:: RECORDS SHOWN
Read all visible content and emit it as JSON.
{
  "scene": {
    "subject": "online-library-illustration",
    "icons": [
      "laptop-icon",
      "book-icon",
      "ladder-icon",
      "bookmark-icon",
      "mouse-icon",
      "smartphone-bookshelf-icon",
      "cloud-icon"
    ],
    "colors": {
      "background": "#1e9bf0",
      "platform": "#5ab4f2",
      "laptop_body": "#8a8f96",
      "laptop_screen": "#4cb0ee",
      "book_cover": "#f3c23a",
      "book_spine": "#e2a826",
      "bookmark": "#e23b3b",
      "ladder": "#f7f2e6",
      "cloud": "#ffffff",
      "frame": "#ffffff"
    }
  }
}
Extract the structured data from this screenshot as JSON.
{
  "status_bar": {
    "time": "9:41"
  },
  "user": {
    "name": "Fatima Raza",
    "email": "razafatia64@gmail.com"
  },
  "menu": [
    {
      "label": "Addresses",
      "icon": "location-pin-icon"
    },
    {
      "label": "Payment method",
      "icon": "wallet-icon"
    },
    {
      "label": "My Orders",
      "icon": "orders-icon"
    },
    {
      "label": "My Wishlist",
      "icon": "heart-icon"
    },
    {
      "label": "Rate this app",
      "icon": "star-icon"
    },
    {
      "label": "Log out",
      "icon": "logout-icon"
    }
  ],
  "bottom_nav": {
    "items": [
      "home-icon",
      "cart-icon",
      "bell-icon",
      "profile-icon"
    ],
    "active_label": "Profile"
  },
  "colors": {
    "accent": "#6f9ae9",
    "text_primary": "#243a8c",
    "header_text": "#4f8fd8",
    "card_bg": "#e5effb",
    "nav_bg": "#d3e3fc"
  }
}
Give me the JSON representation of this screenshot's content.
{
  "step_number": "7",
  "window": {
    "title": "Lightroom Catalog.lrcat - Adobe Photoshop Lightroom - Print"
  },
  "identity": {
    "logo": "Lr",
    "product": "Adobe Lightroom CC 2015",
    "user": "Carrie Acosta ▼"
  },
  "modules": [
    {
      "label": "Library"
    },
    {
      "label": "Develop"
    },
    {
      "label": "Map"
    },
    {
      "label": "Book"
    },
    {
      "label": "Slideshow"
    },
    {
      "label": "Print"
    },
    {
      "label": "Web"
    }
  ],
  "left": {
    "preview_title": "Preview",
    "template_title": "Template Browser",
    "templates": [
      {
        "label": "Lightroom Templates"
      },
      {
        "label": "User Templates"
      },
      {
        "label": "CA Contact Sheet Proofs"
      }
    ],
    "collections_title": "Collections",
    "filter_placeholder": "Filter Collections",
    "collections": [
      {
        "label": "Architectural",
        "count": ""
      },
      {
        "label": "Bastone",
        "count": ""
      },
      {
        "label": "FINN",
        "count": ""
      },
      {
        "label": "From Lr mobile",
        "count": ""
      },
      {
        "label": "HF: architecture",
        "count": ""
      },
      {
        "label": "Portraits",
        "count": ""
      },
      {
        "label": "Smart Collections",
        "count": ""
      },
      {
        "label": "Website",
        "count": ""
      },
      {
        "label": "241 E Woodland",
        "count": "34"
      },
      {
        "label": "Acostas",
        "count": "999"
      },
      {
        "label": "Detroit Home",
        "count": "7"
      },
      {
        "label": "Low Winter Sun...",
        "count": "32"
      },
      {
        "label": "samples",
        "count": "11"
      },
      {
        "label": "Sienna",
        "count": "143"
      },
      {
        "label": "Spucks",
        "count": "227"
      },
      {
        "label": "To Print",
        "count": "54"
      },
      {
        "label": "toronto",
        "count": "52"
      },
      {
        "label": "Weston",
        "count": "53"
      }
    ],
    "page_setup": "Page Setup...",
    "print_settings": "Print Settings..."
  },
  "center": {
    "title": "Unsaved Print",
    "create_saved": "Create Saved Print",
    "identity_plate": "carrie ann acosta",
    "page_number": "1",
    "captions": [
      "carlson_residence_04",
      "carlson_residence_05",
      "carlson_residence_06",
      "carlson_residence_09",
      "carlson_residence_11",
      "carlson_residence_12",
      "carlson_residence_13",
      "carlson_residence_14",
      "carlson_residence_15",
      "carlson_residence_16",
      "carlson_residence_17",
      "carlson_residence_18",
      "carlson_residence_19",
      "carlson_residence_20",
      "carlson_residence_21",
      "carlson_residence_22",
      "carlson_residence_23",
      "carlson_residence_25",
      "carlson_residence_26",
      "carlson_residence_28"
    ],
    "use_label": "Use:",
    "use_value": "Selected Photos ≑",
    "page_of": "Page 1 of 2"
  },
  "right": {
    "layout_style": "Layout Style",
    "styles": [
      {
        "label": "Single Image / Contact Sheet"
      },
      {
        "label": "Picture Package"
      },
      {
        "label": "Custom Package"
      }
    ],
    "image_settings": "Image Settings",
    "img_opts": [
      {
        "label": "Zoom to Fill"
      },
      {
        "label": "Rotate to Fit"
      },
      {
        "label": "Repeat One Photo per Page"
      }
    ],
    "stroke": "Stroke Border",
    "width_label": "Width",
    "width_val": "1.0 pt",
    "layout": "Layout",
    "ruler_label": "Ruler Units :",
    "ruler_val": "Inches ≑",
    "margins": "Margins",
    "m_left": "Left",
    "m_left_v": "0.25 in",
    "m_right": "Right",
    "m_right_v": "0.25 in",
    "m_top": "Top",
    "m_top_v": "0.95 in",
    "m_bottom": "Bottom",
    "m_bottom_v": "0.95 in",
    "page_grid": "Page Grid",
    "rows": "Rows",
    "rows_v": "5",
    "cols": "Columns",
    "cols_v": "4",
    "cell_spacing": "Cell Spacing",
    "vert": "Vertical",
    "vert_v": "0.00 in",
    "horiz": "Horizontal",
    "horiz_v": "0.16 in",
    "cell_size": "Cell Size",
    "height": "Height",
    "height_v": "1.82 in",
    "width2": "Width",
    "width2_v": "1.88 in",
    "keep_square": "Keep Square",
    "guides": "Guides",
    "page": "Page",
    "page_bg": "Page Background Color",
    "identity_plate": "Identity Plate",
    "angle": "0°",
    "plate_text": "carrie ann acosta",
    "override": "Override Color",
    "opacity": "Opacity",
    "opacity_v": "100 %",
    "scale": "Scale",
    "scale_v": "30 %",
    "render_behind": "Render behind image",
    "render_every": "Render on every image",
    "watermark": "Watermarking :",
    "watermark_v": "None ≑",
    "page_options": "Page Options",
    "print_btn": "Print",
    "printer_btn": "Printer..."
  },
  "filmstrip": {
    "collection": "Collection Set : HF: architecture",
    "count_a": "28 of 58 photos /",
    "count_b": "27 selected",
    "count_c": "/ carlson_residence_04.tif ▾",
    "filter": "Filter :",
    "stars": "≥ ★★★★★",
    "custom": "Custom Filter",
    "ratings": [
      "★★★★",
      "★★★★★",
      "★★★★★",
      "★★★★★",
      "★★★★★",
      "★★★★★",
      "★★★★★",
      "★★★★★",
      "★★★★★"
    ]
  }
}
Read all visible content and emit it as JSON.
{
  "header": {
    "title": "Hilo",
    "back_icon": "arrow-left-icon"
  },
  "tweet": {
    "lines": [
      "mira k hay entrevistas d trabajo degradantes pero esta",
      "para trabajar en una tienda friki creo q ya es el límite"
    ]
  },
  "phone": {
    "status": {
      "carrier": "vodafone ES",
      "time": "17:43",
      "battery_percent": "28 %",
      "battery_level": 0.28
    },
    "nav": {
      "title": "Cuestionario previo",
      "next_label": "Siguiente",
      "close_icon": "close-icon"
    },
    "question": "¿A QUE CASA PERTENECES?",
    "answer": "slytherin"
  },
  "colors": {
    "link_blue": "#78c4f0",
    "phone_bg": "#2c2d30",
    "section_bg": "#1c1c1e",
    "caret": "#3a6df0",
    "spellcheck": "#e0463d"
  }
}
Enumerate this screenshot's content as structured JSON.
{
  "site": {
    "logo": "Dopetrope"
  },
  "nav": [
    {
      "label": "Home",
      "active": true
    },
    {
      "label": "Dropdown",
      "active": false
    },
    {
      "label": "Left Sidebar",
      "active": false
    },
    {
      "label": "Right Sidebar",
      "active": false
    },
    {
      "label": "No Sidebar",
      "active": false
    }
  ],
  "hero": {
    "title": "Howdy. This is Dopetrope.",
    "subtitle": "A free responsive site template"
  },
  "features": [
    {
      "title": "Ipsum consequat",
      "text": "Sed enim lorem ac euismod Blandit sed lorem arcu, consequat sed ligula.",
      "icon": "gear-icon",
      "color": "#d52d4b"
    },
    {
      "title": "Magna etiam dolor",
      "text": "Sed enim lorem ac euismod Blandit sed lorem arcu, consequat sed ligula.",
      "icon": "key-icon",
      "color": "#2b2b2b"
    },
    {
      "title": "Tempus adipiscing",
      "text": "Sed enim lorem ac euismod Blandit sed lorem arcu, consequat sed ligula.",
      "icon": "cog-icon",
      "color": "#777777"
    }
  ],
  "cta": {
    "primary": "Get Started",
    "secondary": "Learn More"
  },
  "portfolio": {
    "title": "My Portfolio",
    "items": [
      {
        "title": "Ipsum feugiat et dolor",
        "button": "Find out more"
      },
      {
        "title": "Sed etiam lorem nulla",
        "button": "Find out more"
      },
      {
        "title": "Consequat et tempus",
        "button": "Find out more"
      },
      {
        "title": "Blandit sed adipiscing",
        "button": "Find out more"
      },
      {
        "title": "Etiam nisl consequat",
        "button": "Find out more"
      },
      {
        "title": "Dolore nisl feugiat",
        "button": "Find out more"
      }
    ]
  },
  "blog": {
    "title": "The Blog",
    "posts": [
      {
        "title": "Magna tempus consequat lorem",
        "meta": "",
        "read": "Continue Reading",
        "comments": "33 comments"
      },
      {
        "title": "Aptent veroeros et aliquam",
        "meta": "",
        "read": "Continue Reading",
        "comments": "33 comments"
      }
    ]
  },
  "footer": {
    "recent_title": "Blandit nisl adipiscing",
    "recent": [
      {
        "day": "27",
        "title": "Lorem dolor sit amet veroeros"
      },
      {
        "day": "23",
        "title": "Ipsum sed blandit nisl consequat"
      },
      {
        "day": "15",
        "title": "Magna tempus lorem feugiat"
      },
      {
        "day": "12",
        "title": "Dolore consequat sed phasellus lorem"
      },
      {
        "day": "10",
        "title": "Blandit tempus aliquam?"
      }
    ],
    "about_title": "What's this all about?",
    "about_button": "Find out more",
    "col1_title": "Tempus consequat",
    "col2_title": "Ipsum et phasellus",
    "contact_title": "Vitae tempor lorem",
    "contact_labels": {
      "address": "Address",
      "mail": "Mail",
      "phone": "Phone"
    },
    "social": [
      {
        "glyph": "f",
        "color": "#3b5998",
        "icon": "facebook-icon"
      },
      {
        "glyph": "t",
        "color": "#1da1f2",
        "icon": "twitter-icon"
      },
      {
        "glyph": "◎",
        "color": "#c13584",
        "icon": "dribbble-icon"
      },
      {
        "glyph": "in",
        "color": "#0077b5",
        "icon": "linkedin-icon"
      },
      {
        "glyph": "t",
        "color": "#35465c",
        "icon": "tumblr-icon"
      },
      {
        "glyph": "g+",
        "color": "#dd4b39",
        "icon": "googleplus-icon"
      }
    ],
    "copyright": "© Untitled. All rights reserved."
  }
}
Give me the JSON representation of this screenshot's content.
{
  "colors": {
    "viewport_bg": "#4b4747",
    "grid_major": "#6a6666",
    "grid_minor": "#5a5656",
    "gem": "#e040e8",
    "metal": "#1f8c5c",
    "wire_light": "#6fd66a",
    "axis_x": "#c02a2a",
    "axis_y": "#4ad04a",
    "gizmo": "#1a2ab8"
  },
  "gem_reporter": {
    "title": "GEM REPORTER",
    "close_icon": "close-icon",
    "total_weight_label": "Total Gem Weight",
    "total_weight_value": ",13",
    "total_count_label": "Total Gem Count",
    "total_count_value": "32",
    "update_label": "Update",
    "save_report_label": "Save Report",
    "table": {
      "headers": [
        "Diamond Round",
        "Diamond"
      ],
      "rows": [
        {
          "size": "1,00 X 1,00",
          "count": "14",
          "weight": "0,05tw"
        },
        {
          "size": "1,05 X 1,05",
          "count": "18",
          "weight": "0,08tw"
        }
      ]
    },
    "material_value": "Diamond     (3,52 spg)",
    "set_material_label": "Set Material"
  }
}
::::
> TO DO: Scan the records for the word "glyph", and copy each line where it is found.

> SOLUTION:
        "glyph": "f",
        "glyph": "t",
        "glyph": "◎",
        "glyph": "in",
        "glyph": "t",
        "glyph": "g+",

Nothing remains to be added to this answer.